Company says it is committed to getting Cladribine approved in EU and has three trials ongoing.
The European Medicines Agency’s (EMA) Committee for Medicinal Products for Human Use (CHMP) has upheld its previous negative opinion on Merck KGaA’s oral multiple sclerosis (MS) candidate, Cladribine tablets, following the firm’s request that it reexamine the previously submitted trial data. Merck says that although some CHMP members voted in favor of a conditional marketing authorization for the drug, the majority concluded that the benefits of Cladribine did not outweigh the risks.
Merck’s disclosure that the CHMP won’t yet be swayed on Cladribine coincides with Biogen Idec reporting that the committee has separately given a negative opinion on its MS drug Fampyra® (prolonged-release fampridine 10 mg tablets), which has been developed to improve walking ability in patients with MS. Novartis, on the other hand, received a positive recommendation from CHMP on its MS medication, Gilenya.
Merck has reiterated its commitment to the development of Cladribine, which is already approved in Austria and Russia under the tradename Movectro® for the treatment of relapsing-remitting MS. Regulatory review is also under way in other countries, including the U.S., where the application has been granted priority review. Meanwhile, Merck has three additional Cladribine studies ongoing, which are all fully enrolled. Top-line data from the Clarity Extension and Oracle MS studies is expected by the end of 2011. Top-line results from the Onward trial could be available in the first half of 2012.
“We are disappointed by the CHMP opinion, however we continue to believe that our data support Cladribine tablets as a treatment option for patients with relapsing forms of MS,” comments Bernhard Kirschbaum, Ph.D., Merck Serono’s head of R&D. “We remain fully committed to the potential of Cladribine tablets to meet an unmet medical need as an oral, short-course, disease-modifying drug for multiple sclerosis and will evaluate our options for bringing this therapeutic option to patients who could benefit from it also in Europe.”

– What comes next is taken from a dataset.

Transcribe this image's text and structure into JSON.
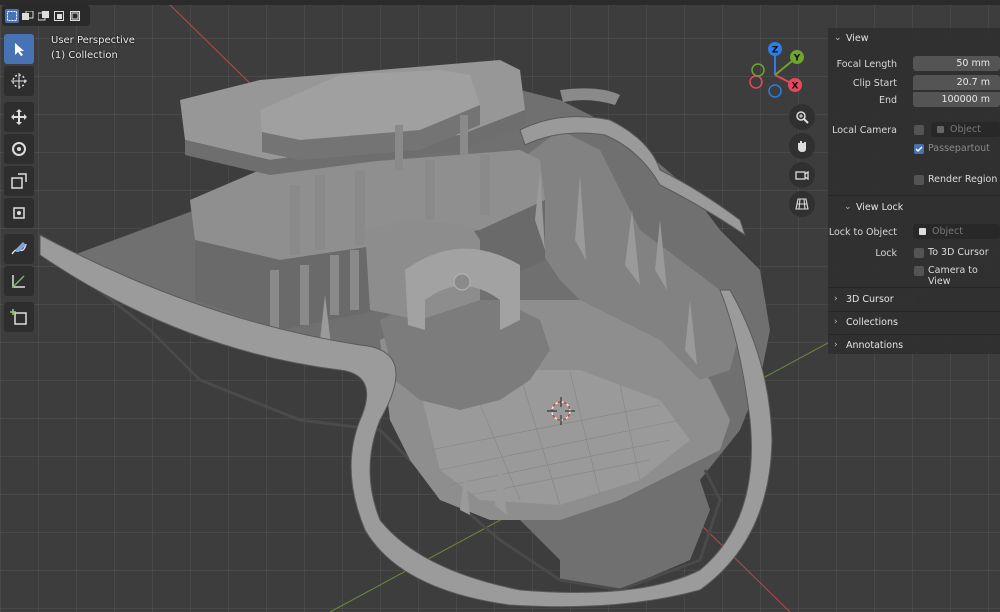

CHMP’s initial recommendation against approving Cladribine was made in September 2010. The EMA notes that at that time its committee had concerns about the medicine’s safety. “An increased number of patients with cancer were observed in clinical trials with Movectro compared to the control group,” EMA points out. Moreover, the agency continues, the committee noted that the benefits and the most appropriate dosage for treatment had not been fully established in patients who were expected to use the medicine. It basically couldn’t conclude that the benefits of Movectro outweighed its risks.
These concerns have apparently not changed. EMA says it remained concerned about Movectro’s long-term safety, even if the medicine were to be used in the restricted group of patients.